WORK INSTRUCTIONS >>
Collect the lines of the entries where "gear" shows up.
START SOURCE INFORMATION
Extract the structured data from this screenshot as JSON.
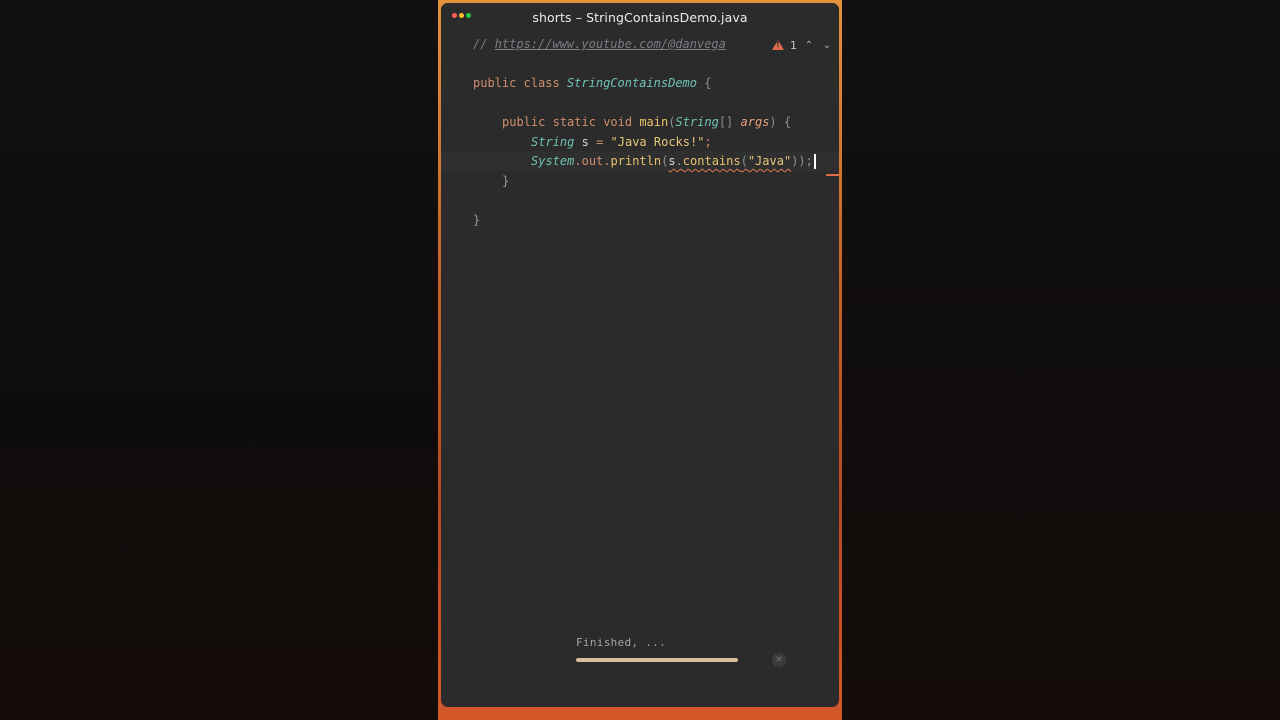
{
  "window": {
    "title": "shorts – StringContainsDemo.java"
  },
  "inspections": {
    "warning_count": "1",
    "up_chevron": "⌃",
    "down_chevron": "⌄"
  },
  "code": {
    "comment_prefix": "// ",
    "comment_url": "https://www.youtube.com/@danvega",
    "l3": {
      "kw1": "public",
      "kw2": "class",
      "name": "StringContainsDemo",
      "brace": "{"
    },
    "l5": {
      "kw1": "public",
      "kw2": "static",
      "kw3": "void",
      "method": "main",
      "lparen": "(",
      "type": "String",
      "brackets": "[]",
      "param": "args",
      "rest": ") {"
    },
    "l6": {
      "type": "String",
      "var": "s",
      "eq": " = ",
      "str": "\"Java Rocks!\"",
      "semi": ";"
    },
    "l7": {
      "cls": "System",
      "dot1": ".",
      "field": "out",
      "dot2": ".",
      "method": "println",
      "lparen": "(",
      "var": "s",
      "dot3": ".",
      "call": "contains",
      "lp2": "(",
      "str": "\"Java\"",
      "close": "));"
    },
    "l8": {
      "brace": "}"
    },
    "l10": {
      "brace": "}"
    }
  },
  "progress": {
    "label": "Finished, ...",
    "value": 1.0,
    "close_symbol": "✕"
  },
  "colors": {
    "accent_warning": "#e06c4c",
    "keyword": "#cf8e6d",
    "class_name": "#6fc2b3",
    "string": "#e6c67a",
    "background": "#2b2b2b"
  }
}
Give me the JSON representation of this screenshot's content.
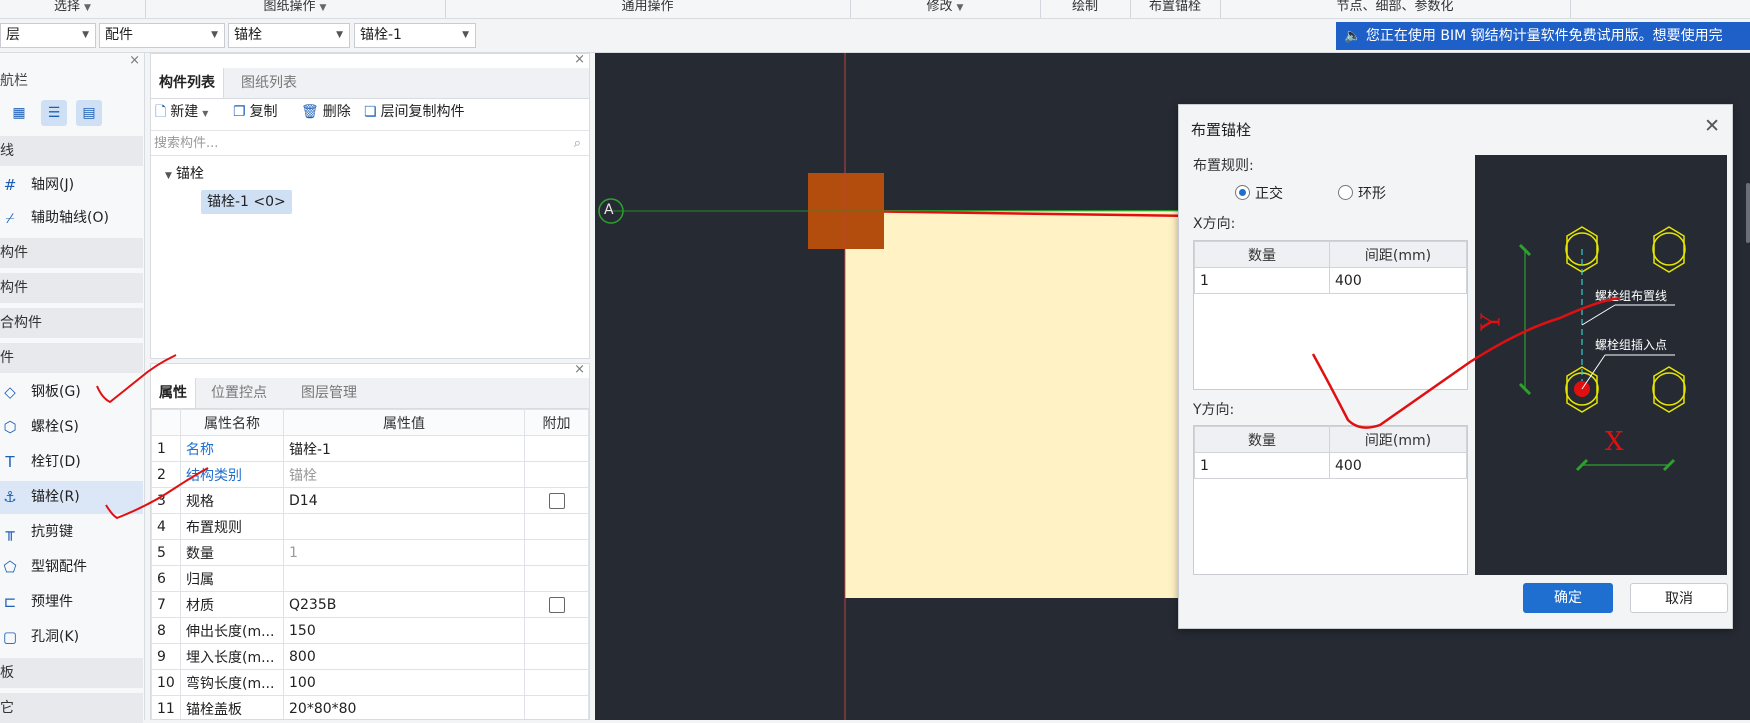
{
  "ribbon": {
    "groups": [
      {
        "label": "选择",
        "caret": "▼"
      },
      {
        "label": "图纸操作",
        "caret": "▼"
      },
      {
        "label": "通用操作",
        "caret": ""
      },
      {
        "label": "修改",
        "caret": "▼"
      },
      {
        "label": "绘制",
        "caret": ""
      },
      {
        "label": "布置锚栓",
        "caret": ""
      },
      {
        "label": "节点、细部、参数化",
        "caret": ""
      }
    ]
  },
  "selectors": [
    {
      "value": "层"
    },
    {
      "value": "配件"
    },
    {
      "value": "锚栓"
    },
    {
      "value": "锚栓-1"
    }
  ],
  "notice": {
    "icon": "speaker-icon",
    "text": "您正在使用 BIM 钢结构计量软件免费试用版。想要使用完"
  },
  "nav": {
    "close": "×",
    "title": "航栏",
    "sections": [
      "线",
      "构件",
      "构件",
      "合构件",
      "件",
      "板",
      "它"
    ],
    "items": [
      {
        "label": "轴网(J)",
        "icon": "grid-icon"
      },
      {
        "label": "辅助轴线(O)",
        "icon": "aux-axis-icon"
      },
      {
        "label": "钢板(G)",
        "icon": "steel-plate-icon"
      },
      {
        "label": "螺栓(S)",
        "icon": "bolt-icon"
      },
      {
        "label": "栓钉(D)",
        "icon": "stud-icon"
      },
      {
        "label": "锚栓(R)",
        "icon": "anchor-bolt-icon"
      },
      {
        "label": "抗剪键",
        "icon": "shear-key-icon"
      },
      {
        "label": "型钢配件",
        "icon": "section-steel-icon"
      },
      {
        "label": "预埋件",
        "icon": "embedded-part-icon"
      },
      {
        "label": "孔洞(K)",
        "icon": "hole-icon"
      }
    ]
  },
  "component_panel": {
    "tabs": [
      "构件列表",
      "图纸列表"
    ],
    "toolbar": [
      "新建",
      "复制",
      "删除",
      "层间复制构件"
    ],
    "search_placeholder": "搜索构件...",
    "tree_group": "锚栓",
    "tree_item": "锚栓-1 <0>"
  },
  "property_panel": {
    "tabs": [
      "属性",
      "位置控点",
      "图层管理"
    ],
    "headers": [
      "属性名称",
      "属性值",
      "附加"
    ],
    "rows": [
      {
        "no": "1",
        "name": "名称",
        "value": "锚栓-1",
        "name_blue": true,
        "value_gray": false,
        "check": false
      },
      {
        "no": "2",
        "name": "结构类别",
        "value": "锚栓",
        "name_blue": true,
        "value_gray": true,
        "check": false
      },
      {
        "no": "3",
        "name": "规格",
        "value": "D14",
        "name_blue": false,
        "value_gray": false,
        "check": true
      },
      {
        "no": "4",
        "name": "布置规则",
        "value": "",
        "name_blue": false,
        "value_gray": false,
        "check": false
      },
      {
        "no": "5",
        "name": "数量",
        "value": "1",
        "name_blue": false,
        "value_gray": true,
        "check": false
      },
      {
        "no": "6",
        "name": "归属",
        "value": "",
        "name_blue": false,
        "value_gray": false,
        "check": false
      },
      {
        "no": "7",
        "name": "材质",
        "value": "Q235B",
        "name_blue": false,
        "value_gray": false,
        "check": true
      },
      {
        "no": "8",
        "name": "伸出长度(m...",
        "value": "150",
        "name_blue": false,
        "value_gray": false,
        "check": false
      },
      {
        "no": "9",
        "name": "埋入长度(m...",
        "value": "800",
        "name_blue": false,
        "value_gray": false,
        "check": false
      },
      {
        "no": "10",
        "name": "弯钩长度(m...",
        "value": "100",
        "name_blue": false,
        "value_gray": false,
        "check": false
      },
      {
        "no": "11",
        "name": "锚栓盖板",
        "value": "20*80*80",
        "name_blue": false,
        "value_gray": false,
        "check": false
      }
    ]
  },
  "canvas": {
    "axis_label": "A"
  },
  "dialog": {
    "title": "布置锚栓",
    "rule_label": "布置规则:",
    "radio_orth": "正交",
    "radio_ring": "环形",
    "selected": "正交",
    "x_label": "X方向:",
    "y_label": "Y方向:",
    "headers": [
      "数量",
      "间距(mm)"
    ],
    "x_rows": [
      {
        "count": "1",
        "spacing": "400"
      }
    ],
    "y_rows": [
      {
        "count": "1",
        "spacing": "400"
      }
    ],
    "preview": {
      "label_line": "螺栓组布置线",
      "label_point": "螺栓组插入点",
      "axis_x": "X",
      "axis_y": "Y"
    },
    "ok": "确定",
    "cancel": "取消"
  },
  "colors": {
    "accent": "#1f6fd0",
    "canvas_bg": "#262b33",
    "plate": "#fff2c4",
    "anchor": "#b34d0d",
    "annotation": "#e01010"
  }
}
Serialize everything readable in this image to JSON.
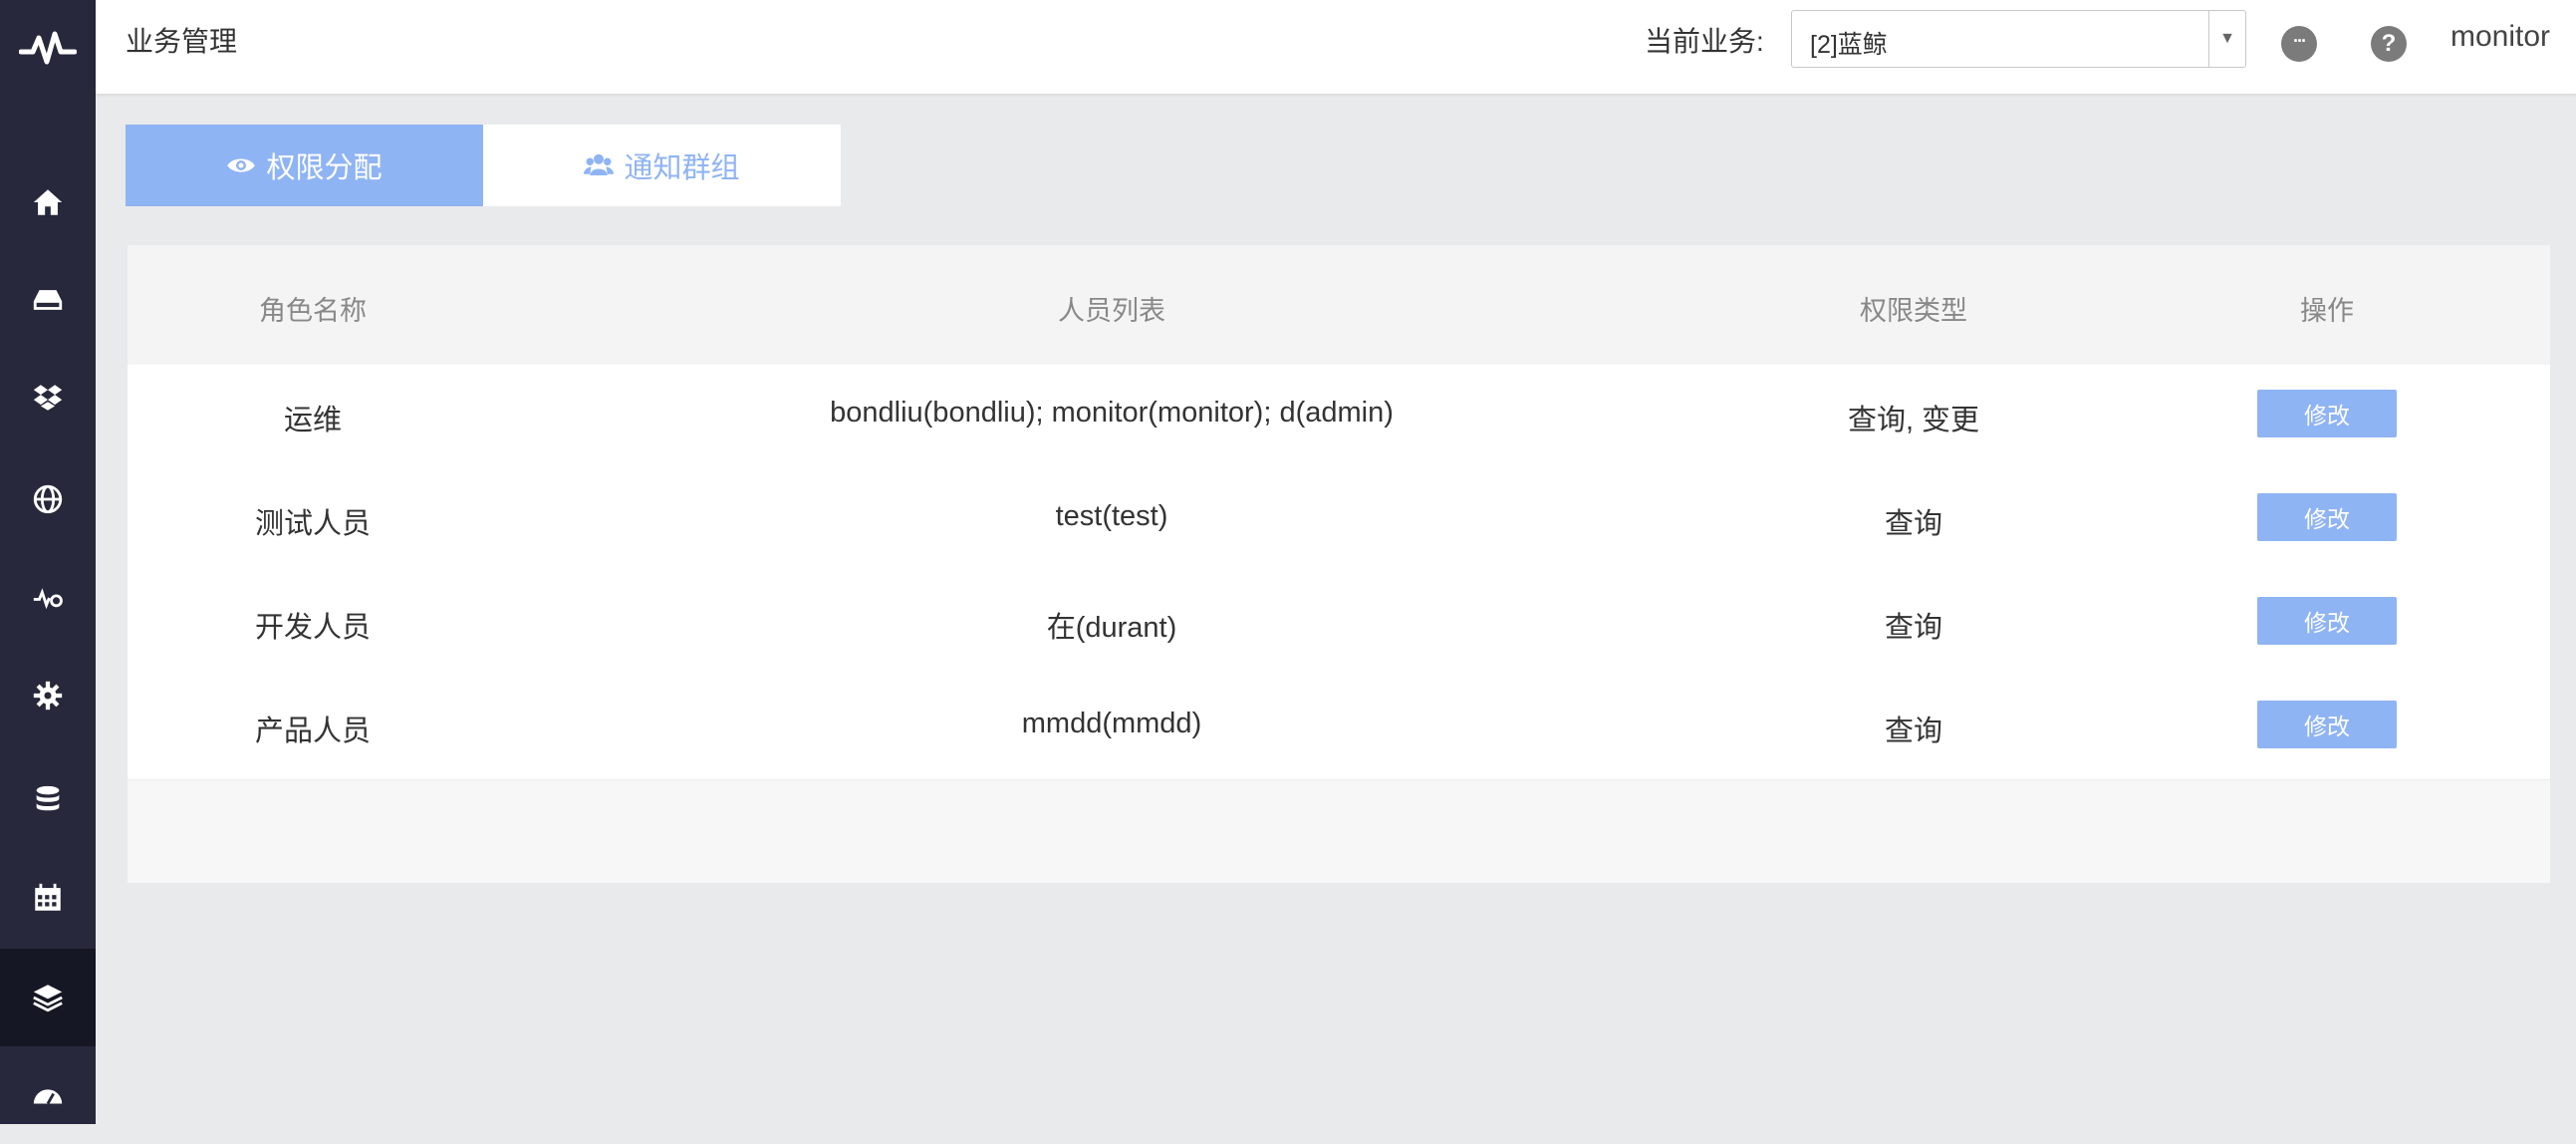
{
  "header": {
    "title": "业务管理",
    "business_label": "当前业务:",
    "business_value": "[2]蓝鲸",
    "username": "monitor",
    "more_glyph": "···",
    "help_glyph": "?"
  },
  "sidebar": {
    "items": [
      {
        "icon": "home-icon"
      },
      {
        "icon": "hdd-icon"
      },
      {
        "icon": "dropbox-icon"
      },
      {
        "icon": "globe-icon"
      },
      {
        "icon": "heartbeat-gear-icon"
      },
      {
        "icon": "gear-icon"
      },
      {
        "icon": "database-icon"
      },
      {
        "icon": "calendar-icon"
      },
      {
        "icon": "layers-icon",
        "active": true
      },
      {
        "icon": "dashboard-icon"
      }
    ]
  },
  "tabs": [
    {
      "label": "权限分配",
      "icon": "eye-icon",
      "active": true
    },
    {
      "label": "通知群组",
      "icon": "users-icon",
      "active": false
    }
  ],
  "table": {
    "headers": [
      "角色名称",
      "人员列表",
      "权限类型",
      "操作"
    ],
    "rows": [
      {
        "role": "运维",
        "members": "bondliu(bondliu); monitor(monitor); d(admin)",
        "perm": "查询, 变更",
        "action": "修改"
      },
      {
        "role": "测试人员",
        "members": "test(test)",
        "perm": "查询",
        "action": "修改"
      },
      {
        "role": "开发人员",
        "members": "在(durant)",
        "perm": "查询",
        "action": "修改"
      },
      {
        "role": "产品人员",
        "members": "mmdd(mmdd)",
        "perm": "查询",
        "action": "修改"
      }
    ]
  },
  "colors": {
    "sidebar_bg": "#27283b",
    "sidebar_active": "#161724",
    "accent": "#8fb4f4",
    "page_bg": "#e9eaec"
  }
}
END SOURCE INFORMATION
SOLUTION TO THE EXERCISE >>
        "icon": "heartbeat-gear-icon"
        "icon": "gear-icon"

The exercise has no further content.